There also are some taxpayers who may be unaware altogether that unemployment benefits are taxable.
A survey commissioned by Jackson Hewitt in June found that 37 percent of U.S. adults thought unemployment benefits were not considered taxable income. About half of the 1,000 respondents did not know that recipients had to request taxes be withheld from unemployment compensation.
A survey in May conducted on behalf of Credit Karma of 1,022 unemployed adults who are receiving benefits found that 27 percent thought their benefits were not taxable. Of those who knew they had to pay taxes on them, about half said they are having taxes withheld.
Christina Taylor, head of operations for Credit Karma Tax, raised concerns about the 27 percent.
“This can spell trouble for those who are not actively withholding a portion of their unemployment income to put toward taxes,” she said in an email to The Hill.
Preparers also note that unemployment compensation does not count as earned income for purposes of the earned income tax credit (EITC), which could result in some households not receiving a credit or receiving a smaller credit than they have gotten in the past.
House Democrats passed a coronavirus relief measure in May that would allow taxpayers to use their 2019 earned income instead of their 2020 earned income for EITC purposes, but the Senate GOP’s competing measure does not include a similar provision. Negotiators are in the process of trying to hammer out a deal with components of each measure.
Tax professionals are encouraging people receiving unemployment benefits to do a mid-year checkup of their income and taxes and then adjust as necessary.
Kathy Pickering, chief tax officer at H&R Block, said a smaller-than-expected refund or a balance due to the IRS could add an additional financial challenge for someone who lost their job.
“Do a quick check right now so you know where you are,” Pickering said. “It can put you back in control so you can manage those things a bit better.”
In a statement to The Hill, the IRS said it “continues to remind taxpayers throughout the year to do a withholding checkup whenever a taxpayer encounters a change in the personal financial situation, such as a loss of employment.”
The agency said it will provide further communications to the public “on the tax consequences of receiving unemployment benefits and on the importance of doing routine checks of your withholding.”
People have several ways that they can respond if they have not been having taxes withheld from their unemployment benefits, tax preparers said. They can request that federal income taxes start to be withheld from their unemployment compensation by filling out a form W-4V and submitting it to their local unemployment office. They could make estimated tax payments or set money aside in their bank accounts for taxes.
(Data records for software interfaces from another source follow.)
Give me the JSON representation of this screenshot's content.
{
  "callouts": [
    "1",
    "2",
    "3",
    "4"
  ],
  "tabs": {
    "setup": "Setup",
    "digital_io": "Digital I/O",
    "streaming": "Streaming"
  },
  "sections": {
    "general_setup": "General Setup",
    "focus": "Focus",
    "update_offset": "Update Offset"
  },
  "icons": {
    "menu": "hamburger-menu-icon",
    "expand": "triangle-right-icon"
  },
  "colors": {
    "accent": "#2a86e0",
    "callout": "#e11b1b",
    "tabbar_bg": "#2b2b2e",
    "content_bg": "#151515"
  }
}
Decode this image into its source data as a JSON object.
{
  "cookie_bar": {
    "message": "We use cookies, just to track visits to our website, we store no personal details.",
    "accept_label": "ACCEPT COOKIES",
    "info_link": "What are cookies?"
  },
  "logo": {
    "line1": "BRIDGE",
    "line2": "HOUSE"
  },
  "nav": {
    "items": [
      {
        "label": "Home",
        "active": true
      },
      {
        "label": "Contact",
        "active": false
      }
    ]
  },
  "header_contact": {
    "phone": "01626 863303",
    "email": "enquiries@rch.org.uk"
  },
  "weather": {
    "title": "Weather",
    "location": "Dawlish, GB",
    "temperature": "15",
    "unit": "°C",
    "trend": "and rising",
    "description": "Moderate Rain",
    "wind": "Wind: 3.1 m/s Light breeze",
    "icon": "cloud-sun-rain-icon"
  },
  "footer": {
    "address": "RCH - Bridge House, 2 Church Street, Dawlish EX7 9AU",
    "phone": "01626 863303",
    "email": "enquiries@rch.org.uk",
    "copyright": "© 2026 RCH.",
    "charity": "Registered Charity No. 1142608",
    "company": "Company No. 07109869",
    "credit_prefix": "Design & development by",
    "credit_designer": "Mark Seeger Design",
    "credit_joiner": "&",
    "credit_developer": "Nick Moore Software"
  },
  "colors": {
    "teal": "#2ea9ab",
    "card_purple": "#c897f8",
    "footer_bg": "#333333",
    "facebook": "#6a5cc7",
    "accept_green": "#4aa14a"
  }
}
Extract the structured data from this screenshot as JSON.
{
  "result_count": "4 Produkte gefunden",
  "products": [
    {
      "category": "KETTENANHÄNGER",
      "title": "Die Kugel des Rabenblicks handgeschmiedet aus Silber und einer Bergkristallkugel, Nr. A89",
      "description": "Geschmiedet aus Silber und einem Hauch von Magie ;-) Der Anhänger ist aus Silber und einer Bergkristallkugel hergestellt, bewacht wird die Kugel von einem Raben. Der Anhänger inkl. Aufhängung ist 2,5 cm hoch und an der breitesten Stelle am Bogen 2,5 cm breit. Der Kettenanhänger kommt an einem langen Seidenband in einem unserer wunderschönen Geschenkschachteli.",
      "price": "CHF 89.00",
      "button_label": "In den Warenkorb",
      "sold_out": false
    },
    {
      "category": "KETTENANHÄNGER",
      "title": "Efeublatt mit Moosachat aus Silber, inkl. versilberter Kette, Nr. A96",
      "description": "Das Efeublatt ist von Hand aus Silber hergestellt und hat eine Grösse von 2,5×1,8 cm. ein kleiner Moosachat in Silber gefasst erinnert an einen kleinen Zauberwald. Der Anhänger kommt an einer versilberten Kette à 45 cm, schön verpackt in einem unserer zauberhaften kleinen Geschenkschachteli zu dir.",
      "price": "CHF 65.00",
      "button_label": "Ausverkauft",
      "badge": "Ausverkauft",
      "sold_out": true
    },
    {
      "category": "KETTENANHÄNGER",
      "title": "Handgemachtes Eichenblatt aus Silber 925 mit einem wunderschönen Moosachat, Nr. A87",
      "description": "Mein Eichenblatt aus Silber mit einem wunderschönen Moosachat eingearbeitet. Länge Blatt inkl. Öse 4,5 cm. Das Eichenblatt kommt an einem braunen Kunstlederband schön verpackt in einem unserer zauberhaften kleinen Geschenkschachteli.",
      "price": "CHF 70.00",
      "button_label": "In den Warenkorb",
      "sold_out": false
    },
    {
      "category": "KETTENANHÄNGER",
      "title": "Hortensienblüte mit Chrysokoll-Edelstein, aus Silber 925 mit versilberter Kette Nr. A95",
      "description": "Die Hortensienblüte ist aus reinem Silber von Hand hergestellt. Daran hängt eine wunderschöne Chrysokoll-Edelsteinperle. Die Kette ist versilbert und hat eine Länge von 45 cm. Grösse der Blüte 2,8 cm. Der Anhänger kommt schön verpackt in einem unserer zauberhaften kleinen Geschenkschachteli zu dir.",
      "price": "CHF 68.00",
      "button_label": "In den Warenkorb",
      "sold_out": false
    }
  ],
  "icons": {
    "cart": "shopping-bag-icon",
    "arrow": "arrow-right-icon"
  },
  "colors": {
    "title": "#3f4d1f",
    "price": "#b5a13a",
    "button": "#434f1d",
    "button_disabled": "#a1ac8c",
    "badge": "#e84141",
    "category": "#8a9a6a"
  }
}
Significantly underpaying taxes throughout the year risks a penalty, but the IRS has provided penalty relief in the past when the agency considers the circumstances it warranted, like during the first filing season of President Trump’s 2017 tax-cut law.
Tax preparers said they wouldn’t be surprised if the IRS takes steps to assist people who do not have enough money withheld this year.
“They will try not to penalize taxpayers for coming up short at the end of the year,” Kohlhof said.
BY NAOMI JAGODA